ABOUT THIS EXERCISE – Across the listing below, count the lines containing "subtitle". Answer with that number only.

..............................

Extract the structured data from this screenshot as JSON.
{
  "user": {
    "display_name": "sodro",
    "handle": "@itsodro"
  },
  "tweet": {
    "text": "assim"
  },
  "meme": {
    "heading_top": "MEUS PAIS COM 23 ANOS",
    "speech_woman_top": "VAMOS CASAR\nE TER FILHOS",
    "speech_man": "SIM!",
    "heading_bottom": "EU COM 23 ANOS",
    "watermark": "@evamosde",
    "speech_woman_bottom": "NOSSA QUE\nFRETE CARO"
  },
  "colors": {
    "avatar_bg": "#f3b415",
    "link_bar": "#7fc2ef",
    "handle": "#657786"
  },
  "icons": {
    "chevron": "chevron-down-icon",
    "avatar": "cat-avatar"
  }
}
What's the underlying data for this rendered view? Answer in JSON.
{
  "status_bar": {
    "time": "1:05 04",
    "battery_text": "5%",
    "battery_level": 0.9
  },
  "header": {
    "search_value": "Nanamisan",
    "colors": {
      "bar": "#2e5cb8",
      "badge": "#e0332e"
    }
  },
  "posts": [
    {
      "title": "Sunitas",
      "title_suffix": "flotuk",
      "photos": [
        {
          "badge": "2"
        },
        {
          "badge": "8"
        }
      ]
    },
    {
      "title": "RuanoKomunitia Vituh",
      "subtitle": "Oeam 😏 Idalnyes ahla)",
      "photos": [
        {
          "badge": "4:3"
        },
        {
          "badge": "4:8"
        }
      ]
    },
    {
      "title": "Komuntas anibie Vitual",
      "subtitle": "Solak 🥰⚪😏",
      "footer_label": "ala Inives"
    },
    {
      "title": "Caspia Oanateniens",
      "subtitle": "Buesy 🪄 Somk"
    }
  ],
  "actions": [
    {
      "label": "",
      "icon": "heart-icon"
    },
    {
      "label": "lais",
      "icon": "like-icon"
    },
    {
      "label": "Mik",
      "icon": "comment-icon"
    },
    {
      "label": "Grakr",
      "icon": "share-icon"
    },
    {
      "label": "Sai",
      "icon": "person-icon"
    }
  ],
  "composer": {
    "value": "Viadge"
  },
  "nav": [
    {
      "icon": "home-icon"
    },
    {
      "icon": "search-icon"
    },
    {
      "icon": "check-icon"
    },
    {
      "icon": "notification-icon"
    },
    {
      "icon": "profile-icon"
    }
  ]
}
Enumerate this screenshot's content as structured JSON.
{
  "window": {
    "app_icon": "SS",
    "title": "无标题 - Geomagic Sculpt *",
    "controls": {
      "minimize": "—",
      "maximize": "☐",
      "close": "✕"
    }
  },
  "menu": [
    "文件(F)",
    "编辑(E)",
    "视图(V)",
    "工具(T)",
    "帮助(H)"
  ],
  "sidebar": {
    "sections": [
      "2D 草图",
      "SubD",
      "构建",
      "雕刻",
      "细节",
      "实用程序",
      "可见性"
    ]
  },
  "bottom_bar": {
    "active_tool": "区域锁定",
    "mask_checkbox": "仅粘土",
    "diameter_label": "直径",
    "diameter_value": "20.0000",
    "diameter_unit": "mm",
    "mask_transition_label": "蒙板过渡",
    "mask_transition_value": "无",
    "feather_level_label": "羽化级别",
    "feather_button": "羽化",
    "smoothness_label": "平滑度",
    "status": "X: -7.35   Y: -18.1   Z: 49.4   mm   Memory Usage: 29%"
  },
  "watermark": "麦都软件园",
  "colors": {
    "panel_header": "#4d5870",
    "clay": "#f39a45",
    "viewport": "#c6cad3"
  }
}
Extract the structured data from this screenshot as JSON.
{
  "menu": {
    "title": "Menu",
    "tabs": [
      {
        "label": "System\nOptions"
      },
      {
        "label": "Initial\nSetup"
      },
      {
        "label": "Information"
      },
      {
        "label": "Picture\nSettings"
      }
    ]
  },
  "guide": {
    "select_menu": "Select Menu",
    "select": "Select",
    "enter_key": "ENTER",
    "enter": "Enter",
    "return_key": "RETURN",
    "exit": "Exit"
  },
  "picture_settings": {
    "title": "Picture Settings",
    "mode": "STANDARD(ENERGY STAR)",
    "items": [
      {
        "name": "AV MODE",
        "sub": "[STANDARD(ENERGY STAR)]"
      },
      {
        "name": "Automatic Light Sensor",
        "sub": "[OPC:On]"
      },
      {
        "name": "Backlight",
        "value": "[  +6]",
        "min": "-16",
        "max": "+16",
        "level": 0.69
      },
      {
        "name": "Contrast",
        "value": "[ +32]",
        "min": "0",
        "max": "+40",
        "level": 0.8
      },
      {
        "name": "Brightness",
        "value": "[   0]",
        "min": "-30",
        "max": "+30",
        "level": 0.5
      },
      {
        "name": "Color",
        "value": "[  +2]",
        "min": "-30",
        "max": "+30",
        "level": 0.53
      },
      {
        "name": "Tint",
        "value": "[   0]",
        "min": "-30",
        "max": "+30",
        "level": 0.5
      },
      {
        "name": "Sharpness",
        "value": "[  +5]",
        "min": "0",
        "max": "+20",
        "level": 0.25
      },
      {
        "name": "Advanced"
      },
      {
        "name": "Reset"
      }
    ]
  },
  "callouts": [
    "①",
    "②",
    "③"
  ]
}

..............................

SOLUTION FOR THIS EXERCISE – 3